--- Material shown Enclosed Below ---

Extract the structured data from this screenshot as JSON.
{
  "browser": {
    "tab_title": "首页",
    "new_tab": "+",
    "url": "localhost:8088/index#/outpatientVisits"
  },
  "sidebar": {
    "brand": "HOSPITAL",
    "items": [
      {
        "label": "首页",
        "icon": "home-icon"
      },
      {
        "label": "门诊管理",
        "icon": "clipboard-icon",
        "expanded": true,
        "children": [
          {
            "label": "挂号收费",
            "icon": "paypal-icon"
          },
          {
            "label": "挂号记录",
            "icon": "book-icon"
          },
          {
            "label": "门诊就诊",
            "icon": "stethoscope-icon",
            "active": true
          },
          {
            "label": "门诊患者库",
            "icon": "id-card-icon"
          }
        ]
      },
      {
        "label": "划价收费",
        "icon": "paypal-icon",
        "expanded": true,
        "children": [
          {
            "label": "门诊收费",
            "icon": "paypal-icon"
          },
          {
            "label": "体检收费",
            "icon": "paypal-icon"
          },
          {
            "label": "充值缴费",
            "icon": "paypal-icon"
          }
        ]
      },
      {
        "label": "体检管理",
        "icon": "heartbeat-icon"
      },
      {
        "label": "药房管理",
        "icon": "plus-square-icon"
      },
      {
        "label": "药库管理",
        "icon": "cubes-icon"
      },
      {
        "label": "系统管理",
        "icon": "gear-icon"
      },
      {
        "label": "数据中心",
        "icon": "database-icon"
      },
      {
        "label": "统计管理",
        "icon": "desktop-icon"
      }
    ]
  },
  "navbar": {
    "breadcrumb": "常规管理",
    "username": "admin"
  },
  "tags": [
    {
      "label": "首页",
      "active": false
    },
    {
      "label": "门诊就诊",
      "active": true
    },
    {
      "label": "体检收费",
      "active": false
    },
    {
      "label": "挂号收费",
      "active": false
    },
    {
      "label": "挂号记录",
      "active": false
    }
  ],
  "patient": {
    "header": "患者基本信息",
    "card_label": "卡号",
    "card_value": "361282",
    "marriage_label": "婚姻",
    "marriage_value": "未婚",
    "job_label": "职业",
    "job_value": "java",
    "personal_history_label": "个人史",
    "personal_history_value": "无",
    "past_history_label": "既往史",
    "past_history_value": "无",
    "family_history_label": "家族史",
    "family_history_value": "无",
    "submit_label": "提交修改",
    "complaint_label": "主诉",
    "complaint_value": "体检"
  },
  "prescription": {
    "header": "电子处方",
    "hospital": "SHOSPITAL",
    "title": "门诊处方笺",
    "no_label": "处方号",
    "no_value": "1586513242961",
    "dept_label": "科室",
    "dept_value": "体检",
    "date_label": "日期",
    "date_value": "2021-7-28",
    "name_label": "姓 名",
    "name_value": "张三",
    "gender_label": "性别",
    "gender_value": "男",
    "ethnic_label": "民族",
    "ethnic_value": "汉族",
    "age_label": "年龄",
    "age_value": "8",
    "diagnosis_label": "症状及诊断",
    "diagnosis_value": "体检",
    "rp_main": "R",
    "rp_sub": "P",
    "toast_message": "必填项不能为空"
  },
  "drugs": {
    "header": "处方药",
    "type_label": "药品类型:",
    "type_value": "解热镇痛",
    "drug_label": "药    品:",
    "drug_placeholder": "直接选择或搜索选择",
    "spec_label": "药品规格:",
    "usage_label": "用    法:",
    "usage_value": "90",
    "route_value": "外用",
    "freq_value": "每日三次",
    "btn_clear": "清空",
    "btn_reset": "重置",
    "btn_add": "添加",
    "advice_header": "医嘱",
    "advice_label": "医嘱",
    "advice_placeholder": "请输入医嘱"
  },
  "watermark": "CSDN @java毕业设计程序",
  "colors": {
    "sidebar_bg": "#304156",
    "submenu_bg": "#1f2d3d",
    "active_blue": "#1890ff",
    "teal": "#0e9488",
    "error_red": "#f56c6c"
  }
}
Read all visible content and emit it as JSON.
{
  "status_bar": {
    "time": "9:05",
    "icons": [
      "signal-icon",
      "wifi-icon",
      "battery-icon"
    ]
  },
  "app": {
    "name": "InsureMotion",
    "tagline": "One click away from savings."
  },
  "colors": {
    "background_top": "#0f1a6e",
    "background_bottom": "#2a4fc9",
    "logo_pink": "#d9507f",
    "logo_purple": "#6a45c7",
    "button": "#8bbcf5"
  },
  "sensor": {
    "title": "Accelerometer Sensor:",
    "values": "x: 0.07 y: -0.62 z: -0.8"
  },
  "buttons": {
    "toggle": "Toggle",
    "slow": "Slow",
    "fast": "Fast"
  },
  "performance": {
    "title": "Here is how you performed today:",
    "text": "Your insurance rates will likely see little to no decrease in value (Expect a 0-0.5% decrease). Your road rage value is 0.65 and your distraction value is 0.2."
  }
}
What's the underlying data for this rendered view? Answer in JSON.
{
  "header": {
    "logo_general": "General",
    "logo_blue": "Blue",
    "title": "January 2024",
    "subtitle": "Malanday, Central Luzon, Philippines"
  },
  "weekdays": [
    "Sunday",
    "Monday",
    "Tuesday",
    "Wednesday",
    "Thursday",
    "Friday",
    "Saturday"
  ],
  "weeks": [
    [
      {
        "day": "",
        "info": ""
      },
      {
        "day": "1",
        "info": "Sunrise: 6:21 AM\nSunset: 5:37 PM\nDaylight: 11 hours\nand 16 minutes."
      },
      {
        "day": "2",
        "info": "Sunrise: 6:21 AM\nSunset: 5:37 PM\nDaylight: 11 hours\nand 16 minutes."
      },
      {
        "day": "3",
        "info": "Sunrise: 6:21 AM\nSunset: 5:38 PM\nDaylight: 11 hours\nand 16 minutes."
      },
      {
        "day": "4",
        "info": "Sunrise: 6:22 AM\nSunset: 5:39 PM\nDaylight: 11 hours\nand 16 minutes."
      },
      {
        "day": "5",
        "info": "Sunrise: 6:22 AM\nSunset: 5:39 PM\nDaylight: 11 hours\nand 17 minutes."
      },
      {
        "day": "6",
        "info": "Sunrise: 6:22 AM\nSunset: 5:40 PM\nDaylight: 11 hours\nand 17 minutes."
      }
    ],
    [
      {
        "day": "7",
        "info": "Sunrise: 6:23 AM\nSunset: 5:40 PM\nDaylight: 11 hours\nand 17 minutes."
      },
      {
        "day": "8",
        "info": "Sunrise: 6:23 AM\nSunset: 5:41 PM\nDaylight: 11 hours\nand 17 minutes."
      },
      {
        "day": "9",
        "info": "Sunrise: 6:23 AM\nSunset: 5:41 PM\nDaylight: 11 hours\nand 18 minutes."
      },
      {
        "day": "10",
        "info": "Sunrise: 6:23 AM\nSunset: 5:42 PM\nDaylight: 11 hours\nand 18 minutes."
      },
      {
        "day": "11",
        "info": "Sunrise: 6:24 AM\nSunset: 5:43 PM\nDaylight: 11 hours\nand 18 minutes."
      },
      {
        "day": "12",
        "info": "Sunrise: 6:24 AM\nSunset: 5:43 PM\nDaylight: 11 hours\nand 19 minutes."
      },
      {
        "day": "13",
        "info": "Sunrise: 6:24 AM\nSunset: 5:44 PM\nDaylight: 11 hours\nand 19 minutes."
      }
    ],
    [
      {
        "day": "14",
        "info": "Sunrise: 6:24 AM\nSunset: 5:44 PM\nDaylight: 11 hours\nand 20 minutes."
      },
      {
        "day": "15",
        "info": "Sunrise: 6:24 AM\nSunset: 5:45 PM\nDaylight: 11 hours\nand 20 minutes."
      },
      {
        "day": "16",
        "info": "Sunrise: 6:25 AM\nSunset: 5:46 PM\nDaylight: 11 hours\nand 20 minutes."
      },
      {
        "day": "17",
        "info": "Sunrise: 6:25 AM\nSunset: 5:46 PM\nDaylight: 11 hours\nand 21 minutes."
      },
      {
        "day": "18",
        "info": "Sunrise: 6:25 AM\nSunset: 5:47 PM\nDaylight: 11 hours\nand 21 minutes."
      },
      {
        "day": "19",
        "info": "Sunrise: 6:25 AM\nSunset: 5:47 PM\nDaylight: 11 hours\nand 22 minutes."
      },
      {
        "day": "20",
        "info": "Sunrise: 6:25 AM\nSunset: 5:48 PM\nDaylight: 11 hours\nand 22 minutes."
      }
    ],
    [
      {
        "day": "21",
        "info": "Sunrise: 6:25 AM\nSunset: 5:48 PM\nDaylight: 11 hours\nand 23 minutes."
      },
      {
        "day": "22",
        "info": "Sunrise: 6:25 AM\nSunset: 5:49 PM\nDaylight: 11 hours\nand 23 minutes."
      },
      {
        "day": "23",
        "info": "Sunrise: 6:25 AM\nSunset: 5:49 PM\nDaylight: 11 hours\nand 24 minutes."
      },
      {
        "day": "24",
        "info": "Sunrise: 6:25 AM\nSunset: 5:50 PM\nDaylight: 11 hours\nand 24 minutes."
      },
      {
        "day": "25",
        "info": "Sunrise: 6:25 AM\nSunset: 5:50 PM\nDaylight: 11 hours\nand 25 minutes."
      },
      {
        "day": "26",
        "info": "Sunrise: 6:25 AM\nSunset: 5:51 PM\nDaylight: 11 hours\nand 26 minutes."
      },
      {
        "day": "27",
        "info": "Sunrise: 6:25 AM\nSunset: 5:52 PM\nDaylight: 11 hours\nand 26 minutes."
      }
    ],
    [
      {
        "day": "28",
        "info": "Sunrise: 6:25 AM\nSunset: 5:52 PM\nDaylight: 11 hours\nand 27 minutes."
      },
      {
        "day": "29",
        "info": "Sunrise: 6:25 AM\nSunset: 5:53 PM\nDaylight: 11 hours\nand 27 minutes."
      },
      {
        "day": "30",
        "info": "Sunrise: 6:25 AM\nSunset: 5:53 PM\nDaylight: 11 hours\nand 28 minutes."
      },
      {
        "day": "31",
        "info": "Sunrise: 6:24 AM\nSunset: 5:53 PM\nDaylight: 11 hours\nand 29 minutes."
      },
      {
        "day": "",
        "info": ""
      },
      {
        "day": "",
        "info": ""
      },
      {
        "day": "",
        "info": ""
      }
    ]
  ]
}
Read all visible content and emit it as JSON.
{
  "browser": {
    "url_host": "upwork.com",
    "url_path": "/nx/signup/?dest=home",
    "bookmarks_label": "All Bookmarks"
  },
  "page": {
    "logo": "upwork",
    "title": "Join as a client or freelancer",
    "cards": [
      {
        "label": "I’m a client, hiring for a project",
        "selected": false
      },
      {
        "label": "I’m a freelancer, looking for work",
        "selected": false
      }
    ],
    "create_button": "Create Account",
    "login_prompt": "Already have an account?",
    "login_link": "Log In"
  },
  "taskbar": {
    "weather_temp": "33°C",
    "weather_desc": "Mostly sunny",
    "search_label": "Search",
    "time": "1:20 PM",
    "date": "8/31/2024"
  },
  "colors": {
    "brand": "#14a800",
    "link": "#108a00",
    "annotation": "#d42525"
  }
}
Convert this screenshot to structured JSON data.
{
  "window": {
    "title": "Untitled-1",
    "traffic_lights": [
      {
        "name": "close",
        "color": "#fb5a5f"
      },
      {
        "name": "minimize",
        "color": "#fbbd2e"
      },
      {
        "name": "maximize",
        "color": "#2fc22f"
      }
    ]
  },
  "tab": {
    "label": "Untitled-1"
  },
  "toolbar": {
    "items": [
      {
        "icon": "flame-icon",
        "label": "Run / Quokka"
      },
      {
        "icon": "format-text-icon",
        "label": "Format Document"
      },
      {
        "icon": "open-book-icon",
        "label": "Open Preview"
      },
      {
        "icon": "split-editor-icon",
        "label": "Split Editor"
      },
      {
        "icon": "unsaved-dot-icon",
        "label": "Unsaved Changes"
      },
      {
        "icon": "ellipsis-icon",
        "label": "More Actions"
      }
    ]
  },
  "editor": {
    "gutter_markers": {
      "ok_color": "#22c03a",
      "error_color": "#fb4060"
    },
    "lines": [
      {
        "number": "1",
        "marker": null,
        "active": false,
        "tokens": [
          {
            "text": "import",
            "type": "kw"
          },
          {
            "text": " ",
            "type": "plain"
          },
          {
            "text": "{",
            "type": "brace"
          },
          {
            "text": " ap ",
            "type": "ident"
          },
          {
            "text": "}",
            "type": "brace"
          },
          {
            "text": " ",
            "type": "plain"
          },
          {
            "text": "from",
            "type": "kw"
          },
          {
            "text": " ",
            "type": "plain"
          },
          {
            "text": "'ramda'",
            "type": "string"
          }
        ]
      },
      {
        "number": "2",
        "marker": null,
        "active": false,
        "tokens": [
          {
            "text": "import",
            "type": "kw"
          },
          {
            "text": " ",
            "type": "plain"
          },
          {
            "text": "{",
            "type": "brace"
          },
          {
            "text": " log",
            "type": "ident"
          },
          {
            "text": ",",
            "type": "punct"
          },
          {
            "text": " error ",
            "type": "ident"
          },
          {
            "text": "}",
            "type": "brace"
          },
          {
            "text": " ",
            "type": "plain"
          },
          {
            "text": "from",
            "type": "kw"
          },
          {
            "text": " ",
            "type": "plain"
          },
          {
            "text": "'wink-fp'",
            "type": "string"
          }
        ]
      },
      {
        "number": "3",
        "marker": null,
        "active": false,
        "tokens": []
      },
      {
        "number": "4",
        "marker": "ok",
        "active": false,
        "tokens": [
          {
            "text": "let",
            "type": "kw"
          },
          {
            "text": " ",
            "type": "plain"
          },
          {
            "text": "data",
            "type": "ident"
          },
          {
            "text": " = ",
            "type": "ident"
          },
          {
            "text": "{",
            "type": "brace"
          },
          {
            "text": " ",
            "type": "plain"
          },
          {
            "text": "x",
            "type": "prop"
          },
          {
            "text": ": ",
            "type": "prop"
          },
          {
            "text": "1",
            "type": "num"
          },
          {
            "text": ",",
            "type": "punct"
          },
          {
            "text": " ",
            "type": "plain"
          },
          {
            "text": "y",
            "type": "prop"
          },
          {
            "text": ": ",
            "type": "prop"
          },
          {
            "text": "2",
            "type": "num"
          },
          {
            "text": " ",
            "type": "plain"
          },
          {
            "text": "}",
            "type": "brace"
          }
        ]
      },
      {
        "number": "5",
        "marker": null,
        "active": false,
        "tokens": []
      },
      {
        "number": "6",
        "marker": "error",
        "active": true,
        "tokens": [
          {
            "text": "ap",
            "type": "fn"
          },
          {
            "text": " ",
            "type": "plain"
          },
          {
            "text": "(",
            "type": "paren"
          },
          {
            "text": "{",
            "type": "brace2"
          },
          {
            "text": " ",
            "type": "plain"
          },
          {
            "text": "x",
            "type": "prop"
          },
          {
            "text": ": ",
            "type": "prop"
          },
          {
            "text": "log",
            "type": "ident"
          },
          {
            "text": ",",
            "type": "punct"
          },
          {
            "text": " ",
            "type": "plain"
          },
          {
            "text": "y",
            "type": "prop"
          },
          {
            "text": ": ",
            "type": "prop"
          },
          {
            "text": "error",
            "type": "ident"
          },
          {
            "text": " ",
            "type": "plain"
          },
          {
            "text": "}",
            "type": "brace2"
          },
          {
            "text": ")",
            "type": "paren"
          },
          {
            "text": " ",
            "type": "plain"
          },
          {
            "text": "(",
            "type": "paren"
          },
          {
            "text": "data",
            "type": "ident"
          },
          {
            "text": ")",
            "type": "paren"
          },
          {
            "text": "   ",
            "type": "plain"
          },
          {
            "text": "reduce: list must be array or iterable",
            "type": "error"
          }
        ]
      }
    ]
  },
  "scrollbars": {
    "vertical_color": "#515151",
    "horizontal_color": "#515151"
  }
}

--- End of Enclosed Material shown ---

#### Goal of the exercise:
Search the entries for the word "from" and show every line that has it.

#### Task result:
Extract the structured data from this screenshot as JSON.
    "tagline": "One click away from savings."
            "text": "from",
            "text": "from",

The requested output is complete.